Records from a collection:
- Opening Delimiter -

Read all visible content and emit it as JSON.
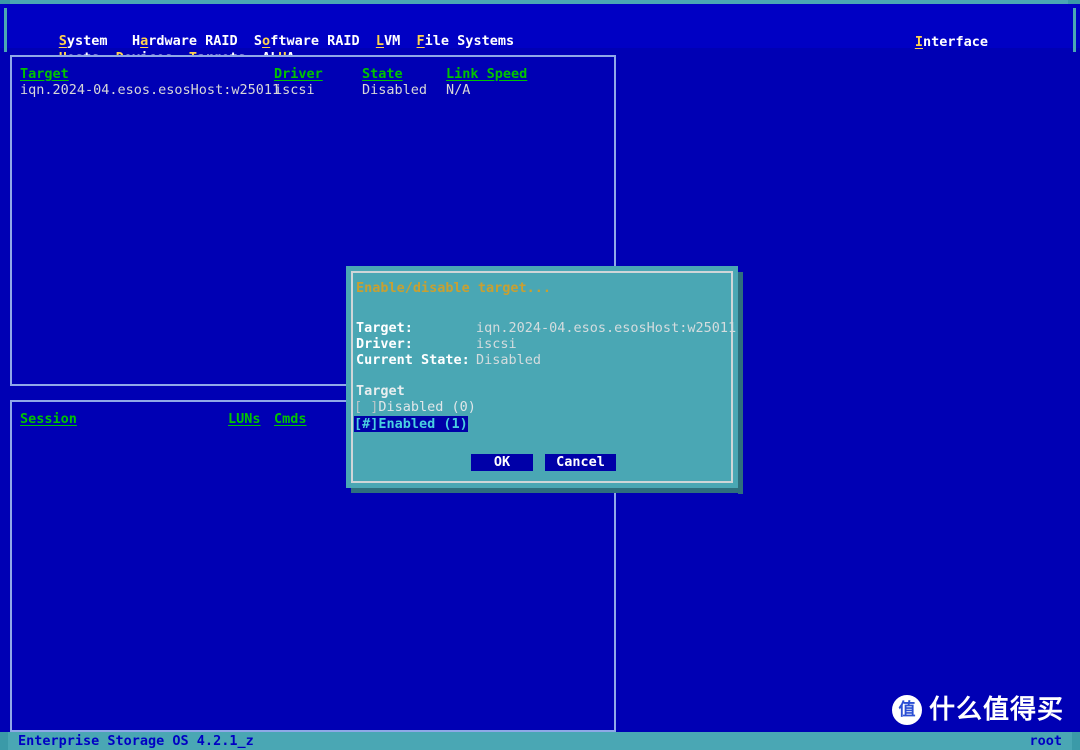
{
  "app": {
    "name": "Enterprise Storage OS",
    "version_line": "Enterprise Storage OS 4.2.1_z",
    "user": "root"
  },
  "menubar": {
    "row1": [
      {
        "label": "System",
        "hotkey": "S",
        "pre": "",
        "post": "ystem"
      },
      {
        "label": "Hardware RAID",
        "hotkey": "a",
        "pre": "H",
        "post": "rdware RAID"
      },
      {
        "label": "Software RAID",
        "hotkey": "o",
        "pre": "S",
        "post": "ftware RAID"
      },
      {
        "label": "LVM",
        "hotkey": "L",
        "pre": "",
        "post": "VM"
      },
      {
        "label": "File Systems",
        "hotkey": "F",
        "pre": "",
        "post": "ile Systems"
      }
    ],
    "row2": [
      {
        "label": "Hosts",
        "hotkey": "H",
        "pre": "",
        "post": "osts"
      },
      {
        "label": "Devices",
        "hotkey": "D",
        "pre": "",
        "post": "evices"
      },
      {
        "label": "Targets",
        "hotkey": "T",
        "pre": "",
        "post": "argets"
      },
      {
        "label": "ALUA",
        "hotkey": "U",
        "pre": "AL",
        "post": "A"
      }
    ],
    "right": {
      "label": "Interface",
      "hotkey": "I",
      "pre": "",
      "post": "nterface"
    }
  },
  "target_panel": {
    "headers": [
      "Target",
      "Driver",
      "State",
      "Link Speed"
    ],
    "rows": [
      {
        "target": "iqn.2024-04.esos.esosHost:w25011",
        "driver": "iscsi",
        "state": "Disabled",
        "link_speed": "N/A"
      }
    ]
  },
  "session_panel": {
    "headers": [
      "Session",
      "LUNs",
      "Cmds"
    ],
    "rows": []
  },
  "dialog": {
    "title": "Enable/disable target...",
    "fields": [
      {
        "label": "Target:",
        "value": "iqn.2024-04.esos.esosHost:w25011"
      },
      {
        "label": "Driver:",
        "value": "iscsi"
      },
      {
        "label": "Current State:",
        "value": "Disabled"
      }
    ],
    "group_label": "Target",
    "options": [
      {
        "mark": "[ ]",
        "label": "Disabled (0)",
        "selected": false
      },
      {
        "mark": "[#]",
        "label": "Enabled (1)",
        "selected": true
      }
    ],
    "buttons": {
      "ok": "OK",
      "cancel": "Cancel"
    }
  },
  "watermark": {
    "badge": "值",
    "text": "什么值得买"
  },
  "colors": {
    "screen_bg": "#0000b4",
    "menu_bg": "#0000c4",
    "hotkey": "#ffd24d",
    "column_header": "#00c400",
    "panel_border": "#8fa8e8",
    "dialog_bg": "#4aa7b4",
    "dialog_title": "#c8a032",
    "selection_bg": "#0000a8",
    "selection_fg": "#4ad0e0",
    "status_bg": "#4aa7b4",
    "status_fg": "#0000c4"
  }
}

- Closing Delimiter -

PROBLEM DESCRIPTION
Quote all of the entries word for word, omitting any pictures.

OUTPUT OF THE TASK
Read all visible content and emit it as JSON.
{
  "app": {
    "name": "Enterprise Storage OS",
    "version_line": "Enterprise Storage OS 4.2.1_z",
    "user": "root"
  },
  "menubar": {
    "row1": [
      {
        "label": "System",
        "hotkey": "S",
        "pre": "",
        "post": "ystem"
      },
      {
        "label": "Hardware RAID",
        "hotkey": "a",
        "pre": "H",
        "post": "rdware RAID"
      },
      {
        "label": "Software RAID",
        "hotkey": "o",
        "pre": "S",
        "post": "ftware RAID"
      },
      {
        "label": "LVM",
        "hotkey": "L",
        "pre": "",
        "post": "VM"
      },
      {
        "label": "File Systems",
        "hotkey": "F",
        "pre": "",
        "post": "ile Systems"
      }
    ],
    "row2": [
      {
        "label": "Hosts",
        "hotkey": "H",
        "pre": "",
        "post": "osts"
      },
      {
        "label": "Devices",
        "hotkey": "D",
        "pre": "",
        "post": "evices"
      },
      {
        "label": "Targets",
        "hotkey": "T",
        "pre": "",
        "post": "argets"
      },
      {
        "label": "ALUA",
        "hotkey": "U",
        "pre": "AL",
        "post": "A"
      }
    ],
    "right": {
      "label": "Interface",
      "hotkey": "I",
      "pre": "",
      "post": "nterface"
    }
  },
  "target_panel": {
    "headers": [
      "Target",
      "Driver",
      "State",
      "Link Speed"
    ],
    "rows": [
      {
        "target": "iqn.2024-04.esos.esosHost:w25011",
        "driver": "iscsi",
        "state": "Disabled",
        "link_speed": "N/A"
      }
    ]
  },
  "session_panel": {
    "headers": [
      "Session",
      "LUNs",
      "Cmds"
    ],
    "rows": []
  },
  "dialog": {
    "title": "Enable/disable target...",
    "fields": [
      {
        "label": "Target:",
        "value": "iqn.2024-04.esos.esosHost:w25011"
      },
      {
        "label": "Driver:",
        "value": "iscsi"
      },
      {
        "label": "Current State:",
        "value": "Disabled"
      }
    ],
    "group_label": "Target",
    "options": [
      {
        "mark": "[ ]",
        "label": "Disabled (0)",
        "selected": false
      },
      {
        "mark": "[#]",
        "label": "Enabled (1)",
        "selected": true
      }
    ],
    "buttons": {
      "ok": "OK",
      "cancel": "Cancel"
    }
  },
  "watermark": {
    "badge": "值",
    "text": "什么值得买"
  },
  "colors": {
    "screen_bg": "#0000b4",
    "menu_bg": "#0000c4",
    "hotkey": "#ffd24d",
    "column_header": "#00c400",
    "panel_border": "#8fa8e8",
    "dialog_bg": "#4aa7b4",
    "dialog_title": "#c8a032",
    "selection_bg": "#0000a8",
    "selection_fg": "#4ad0e0",
    "status_bg": "#4aa7b4",
    "status_fg": "#0000c4"
  }
}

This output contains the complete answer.